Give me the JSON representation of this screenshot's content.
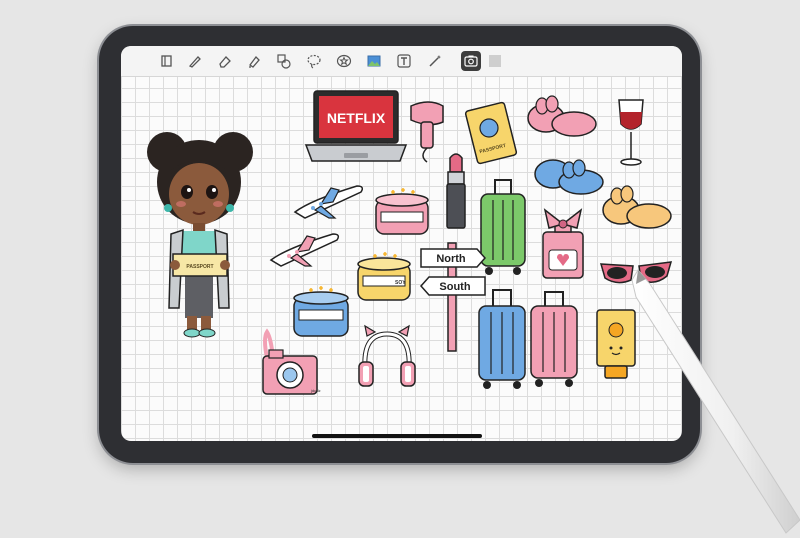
{
  "toolbar": {
    "tools": [
      {
        "icon": "layers-icon"
      },
      {
        "icon": "pencil-icon"
      },
      {
        "icon": "eraser-icon"
      },
      {
        "icon": "highlighter-icon"
      },
      {
        "icon": "shapes-icon"
      },
      {
        "icon": "lasso-icon"
      },
      {
        "icon": "sticker-icon"
      },
      {
        "icon": "image-icon"
      },
      {
        "icon": "text-icon"
      },
      {
        "icon": "magic-wand-icon"
      },
      {
        "icon": "camera-icon",
        "active": true
      },
      {
        "icon": "template-icon"
      }
    ]
  },
  "stickers": {
    "laptop_label": "NETFLIX",
    "passport_label": "PASSPORT",
    "ticket_label": "PASSPORT",
    "sign_north": "North",
    "sign_south": "South",
    "candle_label": "SOY",
    "camera_signature": "jdudz"
  },
  "colors": {
    "pink": "#f2a0b4",
    "blue": "#6fa9e3",
    "green": "#7cc96a",
    "yellow": "#f7d56b",
    "red": "#d9343e",
    "tablet_frame": "#2e2f33"
  }
}
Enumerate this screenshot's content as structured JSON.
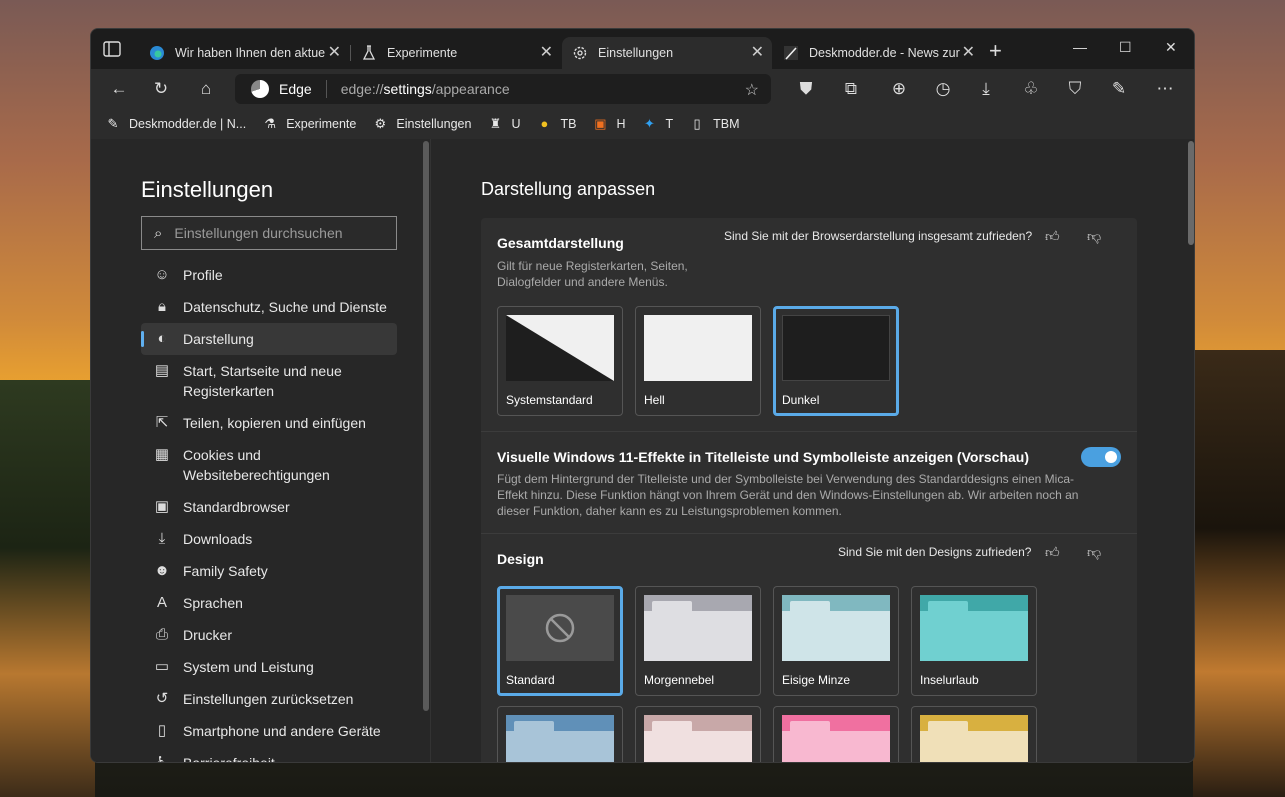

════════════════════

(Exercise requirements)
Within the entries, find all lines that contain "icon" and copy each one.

(Written response)
        "icon": "layers-icon"
        "icon": "pencil-icon"
        "icon": "eraser-icon"
        "icon": "highlighter-icon"
        "icon": "shapes-icon"
        "icon": "lasso-icon"
        "icon": "sticker-icon"
        "icon": "image-icon"
        "icon": "text-icon"
        "icon": "magic-wand-icon"
        "icon": "camera-icon",
        "icon": "template-icon"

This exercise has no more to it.